In March 2015 I posted The Insulin Racket outlining how venture capitalists financed the development of recombinant DNA “human” insulin and how the drug companies which manufacture insulin drove the old pig and cattle based insulins off of the market.
I am and have been a type I diabetic all of my adult life. My mother also had the disease and died of complications at age 43. I will be 74 in a couple of months and have lived longer than I ever expected.
Back to the insulin racket.
Early on I took an insulin called Protamine Zinc U-40. It was manufactured from the pancreas of pigs and beef cattle. The pancreas were readily available to drug companies since no one I know eats Pancreas fra Diavolo. And there were plenty of pigs and cattle going to slaughter..
So insulin was relatively inexpensive and readily available to everyone who needed it to live, whether they had medical insurance or not.

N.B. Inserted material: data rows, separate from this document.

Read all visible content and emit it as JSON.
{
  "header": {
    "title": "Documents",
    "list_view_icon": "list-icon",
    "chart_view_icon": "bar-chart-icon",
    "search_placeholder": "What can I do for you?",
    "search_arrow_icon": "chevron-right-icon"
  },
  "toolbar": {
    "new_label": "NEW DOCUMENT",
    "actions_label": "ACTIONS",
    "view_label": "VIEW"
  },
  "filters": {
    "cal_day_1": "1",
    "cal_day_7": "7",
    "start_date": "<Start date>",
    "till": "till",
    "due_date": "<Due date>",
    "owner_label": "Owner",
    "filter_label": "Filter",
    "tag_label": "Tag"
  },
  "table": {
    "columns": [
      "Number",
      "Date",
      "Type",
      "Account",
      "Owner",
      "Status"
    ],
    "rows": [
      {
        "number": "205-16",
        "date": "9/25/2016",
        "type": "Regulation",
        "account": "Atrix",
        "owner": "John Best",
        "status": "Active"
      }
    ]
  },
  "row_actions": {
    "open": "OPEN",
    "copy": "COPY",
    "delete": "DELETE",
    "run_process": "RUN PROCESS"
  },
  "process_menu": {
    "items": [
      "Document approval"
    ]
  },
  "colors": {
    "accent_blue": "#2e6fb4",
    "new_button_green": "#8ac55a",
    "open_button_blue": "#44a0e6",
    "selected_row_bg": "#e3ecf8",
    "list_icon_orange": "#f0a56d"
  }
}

However, the 1970s brought about a game-changing innovation. Biotechnology investors set their sights on insulin, and the newest incarnation (dubbed “recombinant DNA technology”) involved inserting cloned human insulin genes into bacteria. From there, scientists began improving upon this new genetic code-derived form of the drug.
Although the other versions of the drug were still effective, they fell out of favor and off the market. The new “human” insulins were practically given away when they became available.
I remember distinctly that the insulin I take today, Novolin 70/30, was considerably cheaper than the older pig/beef based insulins. My doctor encouraged me to change – “it’s human!”
Slowly but surely after the older insulins were driven from the market the price of human based insulin began to rise.
Today the cheapest bottle of Novolin 70/30 insulin you can find in America is about $200 for a ten milliliter vial – which lasts me about three weeks. That would be the lower end of the cost for a vial for those without prescription insurance.
Can’t you just picture those little bacteria with cloned human genes pumping out that stuff! They are like little money machines! Indeed they are.
Ah! You say! Lucky old Toritto has that “socialist” coverage Medicare Part D which covers drug costs! Not to worry right? Wrong.
Part D drug coverage under Medicare was instituted by Bush the Lesser and seemed to work really well for awhile. Unfortunately the legislation omitted any effort by the government to negotiate the price of drugs with drug companies; the law was probably written by the drug companies themselves.
Part D drug coverage basically covers the first $3,310 total of annual drug costs paid by the individual and the insurer. After a total of $3,310 the individual enters into the dreaded “donut hole” where coverage by the insurer is severely reduced and the individual is burdened with a larger percentage of the cost. Additionally, during the initial coverage period drugs are priced in tiers – 4 tiers to be exact. Most “human” insulins are considered as Tier III drugs.
So while I am in the initial coverage period I pay out of pocket $140 for a three month supply of insulin which consists of five vials. Insulin is not the only Tier III drug I take daily. The total cost, what I pay and what the insurer pays, is applied toward the $3,310 initial coverage.
Notwithstanding, a couple of years ago I wouldn’t reach the donut hole until say Thanksgiving. In December I would buy a bottle or two of insulin to tide me over until January when my annual coverage would begin anew.
What was effectively hidden from view was the actual cost of the drugs being charged against the initial coverage of $3,310. The price of human insulin which was essentially given away when first introduced to drive the older insulins off of the market now costs $200 a vial – or $1,000 for a three month supply. Added to my other Tier III drug ( a highly effective cholesterol medication which works for me when others didn’t) now put me into the donut hole on July 1st. I still have half a year to go while paying premiums monthly for Part D coverage.
The only reason I am in the donut hole is because of the dramatic increase in the cost charged for these drugs by Big Pharma. How do these folks sleep at night? And how does someone afford a basic life saving drug like insulin without insurance – which is affording less coverage as the drug companies raise prices?
We all know the reason that Novolin 70/30 insulin is $200 a vial in America.
So now my five vial 90 day supply would cost about $1,000 with donut hole coverage of abut half, leaving me to pay about $500 out of pocket. Only in America. If I had no coverage it would be a grand. Disgusting.
So Toritto turned to our northern neighbor – Canada. I was able to order 5 vials of the identical Novolin 70/30 insulin for a prescription and $250. It was easy.
Why does a vial cost $200 here and only $50 in Canada? You know why.
Same manufacturer. I presume the drug company makes a profit selling it in Canada. I am sure the supplier makes a profit selling it to me at the $50 price. There is certainly no subsidy for an American buying his drugs in Canada. The price of $50 a vial is without any insurance coverage and only 25% of the U.S. cost to a diabetic who needs it.
Why are you not surprised? Diabetes will never be cured – not so long as we can be kept alive as cash cows. Take a walk through any mall and see how many over weight teenage porkers you see living on that all-American processed food diet.
Future insulin customers.